#### Information given

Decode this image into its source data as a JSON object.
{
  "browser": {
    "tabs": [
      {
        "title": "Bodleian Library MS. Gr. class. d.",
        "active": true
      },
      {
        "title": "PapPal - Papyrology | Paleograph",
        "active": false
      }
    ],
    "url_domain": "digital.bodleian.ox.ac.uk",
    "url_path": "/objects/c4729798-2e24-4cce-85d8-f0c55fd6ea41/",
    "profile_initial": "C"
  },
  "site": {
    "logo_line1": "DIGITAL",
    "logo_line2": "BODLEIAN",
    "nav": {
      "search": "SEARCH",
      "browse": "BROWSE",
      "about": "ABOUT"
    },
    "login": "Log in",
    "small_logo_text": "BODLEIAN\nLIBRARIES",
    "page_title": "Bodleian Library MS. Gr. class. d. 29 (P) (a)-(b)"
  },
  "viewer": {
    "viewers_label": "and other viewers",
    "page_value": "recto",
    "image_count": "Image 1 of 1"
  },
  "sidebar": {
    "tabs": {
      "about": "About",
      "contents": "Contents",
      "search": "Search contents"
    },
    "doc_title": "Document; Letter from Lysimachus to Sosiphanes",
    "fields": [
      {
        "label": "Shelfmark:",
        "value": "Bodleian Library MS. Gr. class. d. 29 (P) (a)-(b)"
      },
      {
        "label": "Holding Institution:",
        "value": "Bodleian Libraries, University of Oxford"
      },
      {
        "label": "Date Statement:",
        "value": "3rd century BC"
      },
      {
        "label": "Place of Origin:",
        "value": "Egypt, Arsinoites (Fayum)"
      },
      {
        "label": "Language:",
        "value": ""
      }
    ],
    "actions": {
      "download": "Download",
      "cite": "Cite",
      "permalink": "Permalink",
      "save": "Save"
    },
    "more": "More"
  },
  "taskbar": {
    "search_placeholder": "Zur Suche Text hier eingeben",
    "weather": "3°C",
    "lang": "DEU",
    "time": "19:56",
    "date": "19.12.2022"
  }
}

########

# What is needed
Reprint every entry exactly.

# Response area
Decode this image into its source data as a JSON object.
{
  "browser": {
    "tabs": [
      {
        "title": "Bodleian Library MS. Gr. class. d.",
        "active": true
      },
      {
        "title": "PapPal - Papyrology | Paleograph",
        "active": false
      }
    ],
    "url_domain": "digital.bodleian.ox.ac.uk",
    "url_path": "/objects/c4729798-2e24-4cce-85d8-f0c55fd6ea41/",
    "profile_initial": "C"
  },
  "site": {
    "logo_line1": "DIGITAL",
    "logo_line2": "BODLEIAN",
    "nav": {
      "search": "SEARCH",
      "browse": "BROWSE",
      "about": "ABOUT"
    },
    "login": "Log in",
    "small_logo_text": "BODLEIAN\nLIBRARIES",
    "page_title": "Bodleian Library MS. Gr. class. d. 29 (P) (a)-(b)"
  },
  "viewer": {
    "viewers_label": "and other viewers",
    "page_value": "recto",
    "image_count": "Image 1 of 1"
  },
  "sidebar": {
    "tabs": {
      "about": "About",
      "contents": "Contents",
      "search": "Search contents"
    },
    "doc_title": "Document; Letter from Lysimachus to Sosiphanes",
    "fields": [
      {
        "label": "Shelfmark:",
        "value": "Bodleian Library MS. Gr. class. d. 29 (P) (a)-(b)"
      },
      {
        "label": "Holding Institution:",
        "value": "Bodleian Libraries, University of Oxford"
      },
      {
        "label": "Date Statement:",
        "value": "3rd century BC"
      },
      {
        "label": "Place of Origin:",
        "value": "Egypt, Arsinoites (Fayum)"
      },
      {
        "label": "Language:",
        "value": ""
      }
    ],
    "actions": {
      "download": "Download",
      "cite": "Cite",
      "permalink": "Permalink",
      "save": "Save"
    },
    "more": "More"
  },
  "taskbar": {
    "search_placeholder": "Zur Suche Text hier eingeben",
    "weather": "3°C",
    "lang": "DEU",
    "time": "19:56",
    "date": "19.12.2022"
  }
}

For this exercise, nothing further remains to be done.